One of the more peculiar consequences of the peculiar instutition has been that the Jefferson-Hemings relationship entered a penumbra of obscurity in the years between Jefferson's death and the recovery of the story by historian Fawn Brodie in the 1970s. While Jefferson lived, rumors that he and Hemings lived together as lovers were rife. After he died, both his white relatives and later historians dismissed the rumors as partisan persiflage. The sober reminiscences of their son Madison Hemings were dismissed as fanciful.

Gordon-Reed, however, goes beyond Brodie's pioneering assertions to piece together what the relations between the intertwined Jefferson and Hemings families must have been like. In so doing, she accomplishes a near-miracle of reconstruction. Yes, 18th-century institutions and mores were alien, often repugnant, to those of the 21st century. But at the same time, people are people. Sexuality hasn't evolved much, even though social controls on sexuality have changed their forms greatly. Family feeling hasn't evolved much, even though cultural family structures are different.

For instance, some anti-racist scholars would claim that Hemings, because she was held in slavery by Jefferson, could never have truly consented to have sex with him. Since he fathered children by her over several decades, the situation must have been one of continual rape, under circumstances of coercion and virtual imprisonment. Such a conclusion, however, overlooks the contextual tapestry of relations between their families.

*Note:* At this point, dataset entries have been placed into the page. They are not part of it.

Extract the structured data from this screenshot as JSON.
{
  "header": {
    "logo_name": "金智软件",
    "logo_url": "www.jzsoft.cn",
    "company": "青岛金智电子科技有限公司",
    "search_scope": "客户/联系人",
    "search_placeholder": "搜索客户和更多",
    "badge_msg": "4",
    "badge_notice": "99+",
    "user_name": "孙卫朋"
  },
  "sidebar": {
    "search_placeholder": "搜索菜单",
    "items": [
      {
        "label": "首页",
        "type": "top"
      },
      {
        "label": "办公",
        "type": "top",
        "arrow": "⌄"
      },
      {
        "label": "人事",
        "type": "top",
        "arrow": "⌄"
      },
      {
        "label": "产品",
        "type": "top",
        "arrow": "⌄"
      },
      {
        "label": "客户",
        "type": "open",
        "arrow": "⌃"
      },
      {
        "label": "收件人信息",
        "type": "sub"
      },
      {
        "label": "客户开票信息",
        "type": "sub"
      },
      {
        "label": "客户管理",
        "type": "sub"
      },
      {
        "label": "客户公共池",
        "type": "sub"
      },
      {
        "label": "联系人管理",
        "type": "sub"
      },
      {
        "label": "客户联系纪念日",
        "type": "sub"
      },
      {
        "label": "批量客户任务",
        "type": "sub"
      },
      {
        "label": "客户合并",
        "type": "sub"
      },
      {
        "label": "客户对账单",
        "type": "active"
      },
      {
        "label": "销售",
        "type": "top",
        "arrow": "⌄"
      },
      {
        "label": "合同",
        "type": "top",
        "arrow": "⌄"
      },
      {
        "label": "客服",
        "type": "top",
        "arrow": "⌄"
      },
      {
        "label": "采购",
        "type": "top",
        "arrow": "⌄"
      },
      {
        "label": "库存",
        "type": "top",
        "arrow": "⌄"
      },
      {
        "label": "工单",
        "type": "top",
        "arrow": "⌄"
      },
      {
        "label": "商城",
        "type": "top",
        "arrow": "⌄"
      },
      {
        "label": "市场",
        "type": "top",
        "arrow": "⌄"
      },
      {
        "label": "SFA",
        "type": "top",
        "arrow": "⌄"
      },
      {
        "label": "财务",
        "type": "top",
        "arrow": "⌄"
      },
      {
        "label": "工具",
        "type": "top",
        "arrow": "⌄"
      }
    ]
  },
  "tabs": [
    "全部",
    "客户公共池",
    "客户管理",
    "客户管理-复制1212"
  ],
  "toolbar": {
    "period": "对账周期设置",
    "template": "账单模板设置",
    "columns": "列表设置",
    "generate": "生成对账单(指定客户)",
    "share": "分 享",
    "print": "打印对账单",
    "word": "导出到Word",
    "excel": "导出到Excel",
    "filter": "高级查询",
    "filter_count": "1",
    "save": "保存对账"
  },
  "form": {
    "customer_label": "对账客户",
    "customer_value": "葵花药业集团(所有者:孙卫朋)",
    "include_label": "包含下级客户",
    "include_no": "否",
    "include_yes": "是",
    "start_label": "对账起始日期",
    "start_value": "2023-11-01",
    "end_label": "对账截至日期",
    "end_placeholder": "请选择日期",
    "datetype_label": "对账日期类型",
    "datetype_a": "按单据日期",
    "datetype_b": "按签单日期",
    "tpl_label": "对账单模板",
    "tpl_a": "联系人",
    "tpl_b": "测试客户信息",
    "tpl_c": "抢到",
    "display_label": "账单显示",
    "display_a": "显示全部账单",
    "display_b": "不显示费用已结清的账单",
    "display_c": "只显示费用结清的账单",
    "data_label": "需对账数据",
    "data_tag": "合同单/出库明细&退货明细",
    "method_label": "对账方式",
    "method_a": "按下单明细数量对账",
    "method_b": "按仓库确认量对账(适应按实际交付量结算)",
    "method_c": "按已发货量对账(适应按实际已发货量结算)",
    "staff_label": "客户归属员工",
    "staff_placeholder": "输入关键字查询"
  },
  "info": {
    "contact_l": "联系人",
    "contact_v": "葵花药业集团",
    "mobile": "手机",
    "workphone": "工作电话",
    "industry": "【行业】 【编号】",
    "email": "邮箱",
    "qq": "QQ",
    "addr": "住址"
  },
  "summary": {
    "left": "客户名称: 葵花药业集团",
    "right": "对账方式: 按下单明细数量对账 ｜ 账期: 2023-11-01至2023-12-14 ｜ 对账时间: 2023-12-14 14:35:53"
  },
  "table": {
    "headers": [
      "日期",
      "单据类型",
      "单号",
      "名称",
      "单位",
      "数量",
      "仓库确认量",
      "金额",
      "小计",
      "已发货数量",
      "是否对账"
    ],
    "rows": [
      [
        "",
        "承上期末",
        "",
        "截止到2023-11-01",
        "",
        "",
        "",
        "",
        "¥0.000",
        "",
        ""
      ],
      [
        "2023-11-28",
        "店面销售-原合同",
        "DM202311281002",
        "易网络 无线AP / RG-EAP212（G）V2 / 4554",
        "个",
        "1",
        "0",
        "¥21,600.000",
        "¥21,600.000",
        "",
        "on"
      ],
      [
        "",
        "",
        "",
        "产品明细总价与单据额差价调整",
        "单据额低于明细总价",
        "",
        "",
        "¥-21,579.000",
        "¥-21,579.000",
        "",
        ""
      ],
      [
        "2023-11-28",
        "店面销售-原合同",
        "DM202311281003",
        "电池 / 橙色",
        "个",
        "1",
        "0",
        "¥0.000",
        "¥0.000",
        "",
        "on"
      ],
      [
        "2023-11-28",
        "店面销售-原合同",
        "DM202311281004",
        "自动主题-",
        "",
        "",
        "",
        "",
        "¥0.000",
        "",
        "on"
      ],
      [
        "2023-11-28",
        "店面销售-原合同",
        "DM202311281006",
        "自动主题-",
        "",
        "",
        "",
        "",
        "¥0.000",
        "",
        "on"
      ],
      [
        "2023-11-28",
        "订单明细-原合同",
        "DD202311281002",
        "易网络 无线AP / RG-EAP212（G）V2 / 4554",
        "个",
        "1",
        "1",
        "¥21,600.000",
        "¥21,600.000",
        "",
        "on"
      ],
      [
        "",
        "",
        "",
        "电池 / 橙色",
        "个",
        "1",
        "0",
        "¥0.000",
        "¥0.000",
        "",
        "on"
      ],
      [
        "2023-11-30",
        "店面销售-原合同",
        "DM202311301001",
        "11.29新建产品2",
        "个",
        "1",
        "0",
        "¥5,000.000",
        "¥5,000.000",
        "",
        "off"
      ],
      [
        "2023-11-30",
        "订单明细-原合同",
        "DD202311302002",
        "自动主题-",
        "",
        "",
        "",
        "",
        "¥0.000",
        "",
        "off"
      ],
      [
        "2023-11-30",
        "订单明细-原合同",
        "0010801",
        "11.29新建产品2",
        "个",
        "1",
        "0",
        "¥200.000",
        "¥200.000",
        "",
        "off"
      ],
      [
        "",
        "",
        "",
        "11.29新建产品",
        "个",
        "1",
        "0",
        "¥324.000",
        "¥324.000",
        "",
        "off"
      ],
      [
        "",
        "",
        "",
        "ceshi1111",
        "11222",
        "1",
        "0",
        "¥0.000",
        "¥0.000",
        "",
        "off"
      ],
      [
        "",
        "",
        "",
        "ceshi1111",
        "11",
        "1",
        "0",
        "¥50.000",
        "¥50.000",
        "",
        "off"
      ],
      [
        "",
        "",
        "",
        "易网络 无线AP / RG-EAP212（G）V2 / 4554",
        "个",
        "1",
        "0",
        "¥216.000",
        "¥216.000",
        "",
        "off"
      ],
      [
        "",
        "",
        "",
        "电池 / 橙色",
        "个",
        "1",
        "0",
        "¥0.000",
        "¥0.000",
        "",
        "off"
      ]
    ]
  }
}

For instance, Sally's brother James was emancipated by Jefferson in the course of their relationship.

[James Hemings] after he was a free man visited then Vice-President Jefferson, while he was in Philadelphia, talking to him about his past travel, his future travel plans, and life in general. . . . American slavery, in and of itself, would not make an enslaved man act with such callous disregard of his sister's life. . . . Certainly no white man in freedom, in the depths of villeinage, serfdom, or Arab enslavement, could be casually portrayed as so base and craven that he would pay gratuitous social calls on his sister's rapist. (363-64)

If we read Gone with the Wind, we might conclude that no white master in his right mind would father children by an enslaved woman. If we read Beloved, we might conclude that no black woman in her right mind would submit to a master's embrace. Gordon-Reed argues that history is both immeasurably more complicated than fiction, and at the same time quite a bit simpler. Within the tortuous and self-serving rhetorical and legal structures of American slavery, people often established relationships across the color line. Those relationships worked for them and for their families. Life was very, very far from fair or perfect for these people, least of all for slaves. But life went on, as it tends to do, faute de mieux. So it did for Sally Hemings and Thomas Jefferson, and for their related children and siblings and cousins.

Vladimir Nabokov once said that only a few subjects were "utterly taboo" in American culture, one of them being "a Negro-White marriage which is a complete and glorious success resulting in lots of children and grandchildren." The Hemings-Jefferson relationship was neither a legal marriage nor a glorious success. But it certainly resulted in lots of children and grandchildren, all of whom lived and struggled on as free people after Jefferson emancipated them. As Gordon-Reed continually points out, their story is hardly typical of chattel slavery in the United States. It survives today only because Jefferson was a statesman of exceptional interest. But in all its contingencies and unfathomable twists and turns, it is a story that, in Gordon-Reed's hands, has the ring of truth.

Gordon-Reed, Annette. The Hemingses of Monticello: An American family. New York: Norton, 2008.